The Judas Contract works on so many levels. The book brilliantly touches on adultery, betrayal, and legacy. More than those, however, it also marks the introduction of Jericho and explains how exactly Deathstroke came to be. As far as great DC stories go, no list is complete without The Judas Contract.
4. Killing Joke
If not for another entry on this list, The Killing Joke would go down as the best Batman story ever created. Not only does it give context and backstory to one of Batman’s greatest enemies, The Joker, but it also lays the foundation for the character change of Barbara Gordon.
The Killing Joke further solidifies Alan Moore’s spot as one of the best writers the comic book medium has ever seen. His ability to craft and tell the perfect story is put on full display in The Killing Joke. What makes the book so special is it was designed to be a one-off and not a part of Batman’s cannon. However, because of how much things changed, it has become the jumping point for many future Batman stories.
3. Crisis on Infinite Earths
If there was a problem with comic books it’s that it’s very difficult to simply pick up a book, begin reading, and know exactly what’s going on. What I’m saying is that too often comic books become a convoluted mess that even the writers occasionally can’t figure out. Crisis on Infinite Earths aimed to fix this.
The story is a 12-book epic that sees DC collapse all of its worlds into one. The event changed the course of DC by erasing continuity, characters, plot points, and all of the confusion that goes along with it in just a single swipe. Of course, the book had some casualties (sorry Barry Allen and Kara Zor-Em) but, anyone who has read Crisis on Infinite Earths knows that the sacrifice was well worth it.
2. All Star Superman
All-Star Superman is one big thank-you note/love letter to an age of comics gone by. The book sees Superman come to terms with the fact that he is dying. Due to this, Grant Morrison takes Superman on a whirlwind journey that prepares all those around Superman for what life will be like without him.
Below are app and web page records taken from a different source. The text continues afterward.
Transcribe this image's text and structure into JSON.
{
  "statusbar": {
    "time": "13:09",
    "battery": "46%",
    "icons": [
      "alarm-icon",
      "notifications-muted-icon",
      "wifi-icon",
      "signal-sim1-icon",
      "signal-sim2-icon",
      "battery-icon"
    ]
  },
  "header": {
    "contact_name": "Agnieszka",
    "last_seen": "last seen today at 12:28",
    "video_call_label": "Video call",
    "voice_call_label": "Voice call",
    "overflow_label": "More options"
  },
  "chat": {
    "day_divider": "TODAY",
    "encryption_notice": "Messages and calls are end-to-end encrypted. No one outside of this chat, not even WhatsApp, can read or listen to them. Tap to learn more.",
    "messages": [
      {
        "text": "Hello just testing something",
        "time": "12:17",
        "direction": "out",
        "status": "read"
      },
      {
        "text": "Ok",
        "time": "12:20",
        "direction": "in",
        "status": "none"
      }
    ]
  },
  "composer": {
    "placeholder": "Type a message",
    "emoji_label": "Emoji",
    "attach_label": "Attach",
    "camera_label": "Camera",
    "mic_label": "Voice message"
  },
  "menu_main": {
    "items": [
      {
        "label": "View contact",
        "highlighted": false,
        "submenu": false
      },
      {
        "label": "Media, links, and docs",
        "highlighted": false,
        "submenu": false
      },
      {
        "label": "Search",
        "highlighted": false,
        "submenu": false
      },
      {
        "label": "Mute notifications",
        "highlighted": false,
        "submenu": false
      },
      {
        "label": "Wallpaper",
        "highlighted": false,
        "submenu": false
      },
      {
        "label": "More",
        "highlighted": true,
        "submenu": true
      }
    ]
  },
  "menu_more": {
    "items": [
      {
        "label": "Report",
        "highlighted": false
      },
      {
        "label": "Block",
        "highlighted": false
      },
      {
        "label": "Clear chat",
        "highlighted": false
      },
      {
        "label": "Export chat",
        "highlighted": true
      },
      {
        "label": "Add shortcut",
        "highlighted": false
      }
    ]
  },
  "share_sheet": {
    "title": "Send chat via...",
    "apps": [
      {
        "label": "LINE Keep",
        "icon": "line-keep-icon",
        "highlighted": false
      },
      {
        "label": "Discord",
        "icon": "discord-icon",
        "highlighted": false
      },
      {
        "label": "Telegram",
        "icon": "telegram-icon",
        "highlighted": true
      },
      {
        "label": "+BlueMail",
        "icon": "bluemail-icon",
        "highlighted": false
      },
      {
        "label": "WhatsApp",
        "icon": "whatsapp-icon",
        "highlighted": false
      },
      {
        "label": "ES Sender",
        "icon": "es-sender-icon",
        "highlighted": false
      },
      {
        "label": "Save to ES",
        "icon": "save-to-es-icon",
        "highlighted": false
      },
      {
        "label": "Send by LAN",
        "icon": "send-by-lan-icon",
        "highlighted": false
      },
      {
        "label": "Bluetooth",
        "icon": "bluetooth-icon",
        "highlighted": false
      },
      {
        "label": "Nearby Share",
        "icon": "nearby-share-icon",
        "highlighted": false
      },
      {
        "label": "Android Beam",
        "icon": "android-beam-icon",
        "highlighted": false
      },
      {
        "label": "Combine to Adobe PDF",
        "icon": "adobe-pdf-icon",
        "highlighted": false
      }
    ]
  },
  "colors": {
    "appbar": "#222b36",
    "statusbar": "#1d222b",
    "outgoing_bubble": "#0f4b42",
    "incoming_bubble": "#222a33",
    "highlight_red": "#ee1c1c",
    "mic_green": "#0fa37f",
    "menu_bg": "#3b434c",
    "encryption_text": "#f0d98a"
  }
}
Throughout its couple of hundred pages, Superman brings life back to the sun, cures diseases, becomes intimate with Lois, and does everything else in his power to make sure the Earth will be fine without him. For a character that’s over half a century old, it can be hard to create a fresh and timeless story about them. All
1. The Dark Knight Returns
If there was ever one Batman story to be given the title of definitive Batman story, The Dark Knight Returns is it. The book breathed new life into not only Batman but also the entirety of the comic book industry.
The Dark Knight transforms Batman from a not-to-be-taken-seriously superhero into what we still know him as today…a tough-as-nails, by any means necessary (albeit without killing) crimefighter who is capable of outsmarting and defeating any who walk in his way. The book is a giant step away from what superhero comics were known for. It draws a perfect picture of what Gotham City is…a city run to the ground by the mobs.
What separates The Dark Knight Returns from every other entry on this list is, while its story and art can be replicated, its spot in comic history cannot.